Aim of the task: Scan the entries below for the word "icon" and copy every line in which it occurs.
__________________________________________________
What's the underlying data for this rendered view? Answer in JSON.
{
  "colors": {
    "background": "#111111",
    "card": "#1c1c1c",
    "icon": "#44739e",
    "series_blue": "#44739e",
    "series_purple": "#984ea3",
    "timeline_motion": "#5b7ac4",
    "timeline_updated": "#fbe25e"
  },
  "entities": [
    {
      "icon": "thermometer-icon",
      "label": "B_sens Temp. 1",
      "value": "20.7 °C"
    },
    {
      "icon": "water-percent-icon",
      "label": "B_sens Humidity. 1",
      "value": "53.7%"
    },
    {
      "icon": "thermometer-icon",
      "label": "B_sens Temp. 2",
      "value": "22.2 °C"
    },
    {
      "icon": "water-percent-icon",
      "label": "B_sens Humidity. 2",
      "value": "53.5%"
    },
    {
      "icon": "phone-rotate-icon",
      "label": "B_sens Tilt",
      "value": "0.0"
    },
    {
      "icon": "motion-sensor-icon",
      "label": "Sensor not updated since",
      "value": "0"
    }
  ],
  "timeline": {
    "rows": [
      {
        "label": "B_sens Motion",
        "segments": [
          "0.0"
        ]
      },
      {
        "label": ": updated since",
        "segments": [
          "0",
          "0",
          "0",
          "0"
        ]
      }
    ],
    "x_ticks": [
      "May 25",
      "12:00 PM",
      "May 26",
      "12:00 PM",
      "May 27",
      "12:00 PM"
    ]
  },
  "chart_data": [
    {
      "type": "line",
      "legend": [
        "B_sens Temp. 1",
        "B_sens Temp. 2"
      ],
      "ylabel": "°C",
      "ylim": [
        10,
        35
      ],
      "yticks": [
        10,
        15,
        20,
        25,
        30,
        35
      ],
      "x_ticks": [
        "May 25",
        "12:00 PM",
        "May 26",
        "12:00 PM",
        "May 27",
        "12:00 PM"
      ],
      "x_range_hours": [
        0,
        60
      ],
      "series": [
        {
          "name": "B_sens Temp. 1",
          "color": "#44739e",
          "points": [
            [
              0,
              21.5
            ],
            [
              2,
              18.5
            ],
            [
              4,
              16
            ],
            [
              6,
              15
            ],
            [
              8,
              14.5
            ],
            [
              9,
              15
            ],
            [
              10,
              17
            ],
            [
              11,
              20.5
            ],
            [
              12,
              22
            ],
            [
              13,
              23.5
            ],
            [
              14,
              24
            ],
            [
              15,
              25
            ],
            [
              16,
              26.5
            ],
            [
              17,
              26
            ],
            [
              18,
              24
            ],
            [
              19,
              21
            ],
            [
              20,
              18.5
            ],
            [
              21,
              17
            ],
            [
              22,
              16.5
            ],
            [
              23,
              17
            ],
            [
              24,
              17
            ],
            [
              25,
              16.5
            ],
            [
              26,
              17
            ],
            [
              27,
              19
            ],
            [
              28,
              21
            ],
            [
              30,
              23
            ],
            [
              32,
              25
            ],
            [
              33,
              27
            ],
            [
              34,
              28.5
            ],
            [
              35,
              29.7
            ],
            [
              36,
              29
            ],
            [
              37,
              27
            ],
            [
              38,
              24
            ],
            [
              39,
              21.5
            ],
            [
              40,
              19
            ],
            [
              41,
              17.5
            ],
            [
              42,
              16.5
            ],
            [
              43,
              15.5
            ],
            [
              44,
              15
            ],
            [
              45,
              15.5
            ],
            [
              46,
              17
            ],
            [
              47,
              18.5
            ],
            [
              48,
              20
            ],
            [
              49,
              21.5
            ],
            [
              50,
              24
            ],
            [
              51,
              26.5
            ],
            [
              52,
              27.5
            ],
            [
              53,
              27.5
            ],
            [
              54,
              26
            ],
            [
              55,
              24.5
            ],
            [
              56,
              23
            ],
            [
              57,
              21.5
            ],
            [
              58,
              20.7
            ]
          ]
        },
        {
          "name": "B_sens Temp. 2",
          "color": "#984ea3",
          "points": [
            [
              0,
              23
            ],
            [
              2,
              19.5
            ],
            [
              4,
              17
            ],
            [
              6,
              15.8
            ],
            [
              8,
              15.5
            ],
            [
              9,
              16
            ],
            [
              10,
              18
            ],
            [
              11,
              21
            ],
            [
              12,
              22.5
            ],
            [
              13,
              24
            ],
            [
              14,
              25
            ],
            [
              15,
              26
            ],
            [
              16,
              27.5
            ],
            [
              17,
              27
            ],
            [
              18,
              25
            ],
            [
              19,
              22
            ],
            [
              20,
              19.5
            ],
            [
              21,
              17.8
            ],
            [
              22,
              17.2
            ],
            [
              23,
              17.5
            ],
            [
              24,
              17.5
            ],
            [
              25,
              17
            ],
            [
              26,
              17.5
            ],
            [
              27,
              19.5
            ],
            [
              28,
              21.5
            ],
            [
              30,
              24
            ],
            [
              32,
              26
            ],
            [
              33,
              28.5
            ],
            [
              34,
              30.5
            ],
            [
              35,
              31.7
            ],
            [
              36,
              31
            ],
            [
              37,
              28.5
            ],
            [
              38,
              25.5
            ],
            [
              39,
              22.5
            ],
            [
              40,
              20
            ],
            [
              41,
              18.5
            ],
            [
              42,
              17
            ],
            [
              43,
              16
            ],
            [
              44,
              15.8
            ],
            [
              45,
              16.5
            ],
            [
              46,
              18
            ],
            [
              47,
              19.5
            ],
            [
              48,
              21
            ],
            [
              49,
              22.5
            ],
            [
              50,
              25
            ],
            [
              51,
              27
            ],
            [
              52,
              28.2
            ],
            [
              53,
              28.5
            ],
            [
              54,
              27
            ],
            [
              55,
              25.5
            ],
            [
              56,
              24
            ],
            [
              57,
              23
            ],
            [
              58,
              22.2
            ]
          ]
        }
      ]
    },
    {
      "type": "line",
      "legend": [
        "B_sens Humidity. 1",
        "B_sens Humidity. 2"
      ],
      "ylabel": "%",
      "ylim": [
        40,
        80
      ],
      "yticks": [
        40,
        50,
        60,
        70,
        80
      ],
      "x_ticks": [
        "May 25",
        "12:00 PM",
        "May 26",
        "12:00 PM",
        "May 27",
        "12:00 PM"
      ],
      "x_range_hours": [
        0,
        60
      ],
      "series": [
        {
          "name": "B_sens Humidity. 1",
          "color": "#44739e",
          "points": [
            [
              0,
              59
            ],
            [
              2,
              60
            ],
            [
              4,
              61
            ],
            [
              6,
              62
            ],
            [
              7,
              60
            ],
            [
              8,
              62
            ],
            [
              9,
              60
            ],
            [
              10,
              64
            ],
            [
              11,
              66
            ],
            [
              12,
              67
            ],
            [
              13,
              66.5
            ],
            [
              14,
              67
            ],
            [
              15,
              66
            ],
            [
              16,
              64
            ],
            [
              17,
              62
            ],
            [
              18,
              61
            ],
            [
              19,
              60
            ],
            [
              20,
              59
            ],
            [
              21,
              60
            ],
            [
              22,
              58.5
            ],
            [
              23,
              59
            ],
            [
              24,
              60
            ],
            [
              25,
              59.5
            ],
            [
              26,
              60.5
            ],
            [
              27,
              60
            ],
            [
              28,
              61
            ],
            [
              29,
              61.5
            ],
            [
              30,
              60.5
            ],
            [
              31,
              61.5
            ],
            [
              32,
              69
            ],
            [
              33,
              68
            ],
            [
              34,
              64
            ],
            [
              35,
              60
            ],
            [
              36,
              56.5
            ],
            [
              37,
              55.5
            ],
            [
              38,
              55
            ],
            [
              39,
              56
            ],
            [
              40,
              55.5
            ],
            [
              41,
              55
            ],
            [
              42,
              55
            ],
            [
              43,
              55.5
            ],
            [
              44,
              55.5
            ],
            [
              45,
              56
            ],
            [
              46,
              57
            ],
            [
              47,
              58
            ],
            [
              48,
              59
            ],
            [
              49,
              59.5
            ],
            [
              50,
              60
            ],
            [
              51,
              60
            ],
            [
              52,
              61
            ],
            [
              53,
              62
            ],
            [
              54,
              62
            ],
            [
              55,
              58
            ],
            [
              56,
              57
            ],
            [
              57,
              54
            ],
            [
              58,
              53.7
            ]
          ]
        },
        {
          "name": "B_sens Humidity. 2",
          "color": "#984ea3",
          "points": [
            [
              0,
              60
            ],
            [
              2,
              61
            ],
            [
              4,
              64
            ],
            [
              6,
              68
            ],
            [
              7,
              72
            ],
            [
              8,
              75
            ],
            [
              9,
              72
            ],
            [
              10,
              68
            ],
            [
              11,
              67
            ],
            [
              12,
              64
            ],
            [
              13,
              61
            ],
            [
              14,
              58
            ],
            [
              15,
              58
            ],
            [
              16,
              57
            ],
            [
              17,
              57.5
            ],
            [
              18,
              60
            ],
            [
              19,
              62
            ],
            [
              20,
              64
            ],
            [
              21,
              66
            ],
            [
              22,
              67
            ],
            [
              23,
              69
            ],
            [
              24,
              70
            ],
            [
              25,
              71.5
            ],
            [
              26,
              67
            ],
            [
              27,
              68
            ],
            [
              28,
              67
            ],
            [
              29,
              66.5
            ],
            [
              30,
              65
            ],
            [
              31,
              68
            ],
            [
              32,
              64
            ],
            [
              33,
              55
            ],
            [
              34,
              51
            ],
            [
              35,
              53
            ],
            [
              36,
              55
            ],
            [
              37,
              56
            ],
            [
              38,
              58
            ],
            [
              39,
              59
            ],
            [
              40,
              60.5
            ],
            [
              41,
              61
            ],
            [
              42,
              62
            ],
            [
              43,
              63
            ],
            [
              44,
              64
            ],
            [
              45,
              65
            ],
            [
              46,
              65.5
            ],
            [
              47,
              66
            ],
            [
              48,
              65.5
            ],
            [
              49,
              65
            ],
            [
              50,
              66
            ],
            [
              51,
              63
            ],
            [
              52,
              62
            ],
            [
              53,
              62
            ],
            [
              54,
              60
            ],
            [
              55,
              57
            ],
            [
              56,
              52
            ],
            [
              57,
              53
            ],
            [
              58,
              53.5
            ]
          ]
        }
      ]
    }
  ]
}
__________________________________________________
Exercise result:
    "icon": "#44739e",
      "icon": "thermometer-icon",
      "icon": "water-percent-icon",
      "icon": "thermometer-icon",
      "icon": "water-percent-icon",
      "icon": "phone-rotate-icon",
      "icon": "motion-sensor-icon",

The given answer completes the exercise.